Meaning of serge in English:


Pronunciation /səːdʒ/

Translate serge into Spanish


mass noun
  • A durable twilled woollen or worsted fabric.

    as modifier ‘a heavy serge coat’
    • ‘The period saw the transition of British Army uniform from red wool serge coats to khaki cotton, and gaiters were replaced by puttees.’
    • ‘All the proud fathers were dressed to kill in their three-piece serge suits and trilby felt hats perched to one side.’
    • ‘It is worn with the fermizi, a jacket of velvet or serge with long sleeves that is thrown over the back; waist-high white stockings; and a shirt with wide sleeves made of cotton, muslin, or silk.’
    • ‘It was at Ballantynes that my mother bought my school uniforms including navy serge gym frocks, felt and panama hats, monogrammed hat bands and blazers, and of course, summer and winter gloves!’
    • ‘About forty girls gathered at the station or tram stop wearing our navy box-pleated serge tunics, ties and blazers; we were permitted to remove our Panama hats when out of sight of houses.’
    • ‘Few schools had a special uniform for summer, so the girls remember having to go tramping in the heat in serge gym frocks and white blouses and regulation footwear.’
    • ‘Because you couldn't put clean everything on every day, and couldn't wash serge habits every week, so they got very hot.’
    • ‘For the men it was the rough serge trousers with the obligatory braces and, of course, the caipin!’
    • ‘Eighteen-year-olds in rough serge uniforms with rusting weapons will bleed to death in the dirt.’
    • ‘How much of a rebel can you be in an ugly blue serge skirt with stiff box-pleats?’
    • ‘Add pyjamas, sweater, serge uniform, flying boots, scarf, flying jacket, helmet and goggles, harness and parachute and it becomes a tight fit.’
    • ‘Made in 1957 for my grandfather, constructed out of naval serge and cut by a master at Thresher and Glenny, it's a dazzling bit of three-piece craftsmanship.’
    • ‘Dewey and Suze sat in the back seat, a foot or so of black serge between them.’
    • ‘She wore a navy serge skirt, white silk blouse, saxe blue cardigan, and a yard of broad saxe blue ribbon at either end of her waist-long plait.’
    • ‘By the end of the next day, they had shaved off her blonde curls, taken away her clothes, dressed her in a regulation serge frock, apron and tippet, and hung a tag around her neck with her name engraved on it.’
    • ‘‘We trust that we are not pushed back into the serge uniforms of the past in line with this apparent fashion trend,’ he says.’
    • ‘The part I love best was when the wall fell directly in front of the greaseball selling a black serge suit to a minister, laying it on thick about the quality of the goods and what a saving the minister would make.’
    • ‘She had her hair twisted into knots at the back of her head and she was dressed in a black serge with grey satin.’
    • ‘He was the ship's tailor and could turn a serge uniform inside out to renew its appearance.’
    • ‘He paid £5.5.0 for a serge suit.’

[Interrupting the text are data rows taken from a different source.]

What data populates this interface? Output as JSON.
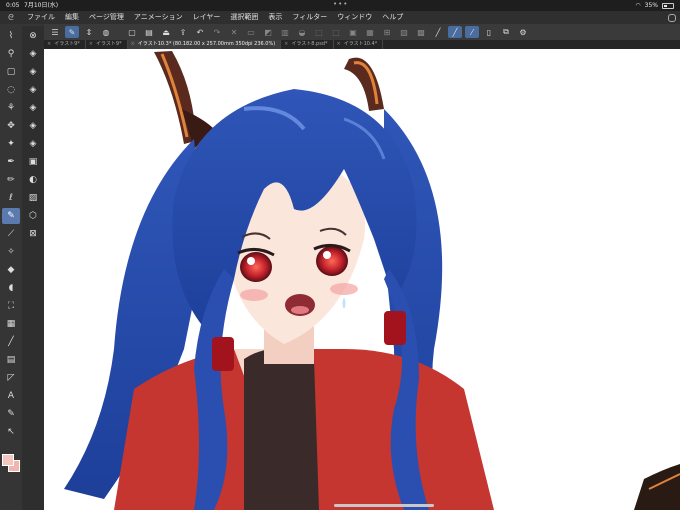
{
  "status": {
    "time": "0:05",
    "date": "7月10日(水)",
    "dots": "•••",
    "battery": "35%",
    "battery_level": 0.35
  },
  "menu": {
    "app_icon": "clip-studio-icon",
    "items": [
      "ファイル",
      "編集",
      "ページ管理",
      "アニメーション",
      "レイヤー",
      "選択範囲",
      "表示",
      "フィルター",
      "ウィンドウ",
      "ヘルプ"
    ]
  },
  "tabs": [
    {
      "label": "イラスト9*",
      "active": false
    },
    {
      "label": "イラスト9*",
      "active": false
    },
    {
      "label": "イラスト10.3* (80.182.00 x 257.00mm 350dpi 236.0%)",
      "active": true
    },
    {
      "label": "イラスト8.psd*",
      "active": false
    },
    {
      "label": "イラスト10.4*",
      "active": false
    }
  ],
  "colors": {
    "fg": "#f3c7c0",
    "bg": "#f2b5ad",
    "accent": "#5b7bb0"
  }
}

Late Middle English from Old French sarge, from a variant of Latin serica (lana) ‘silken (wool)’, from sericus (see silk).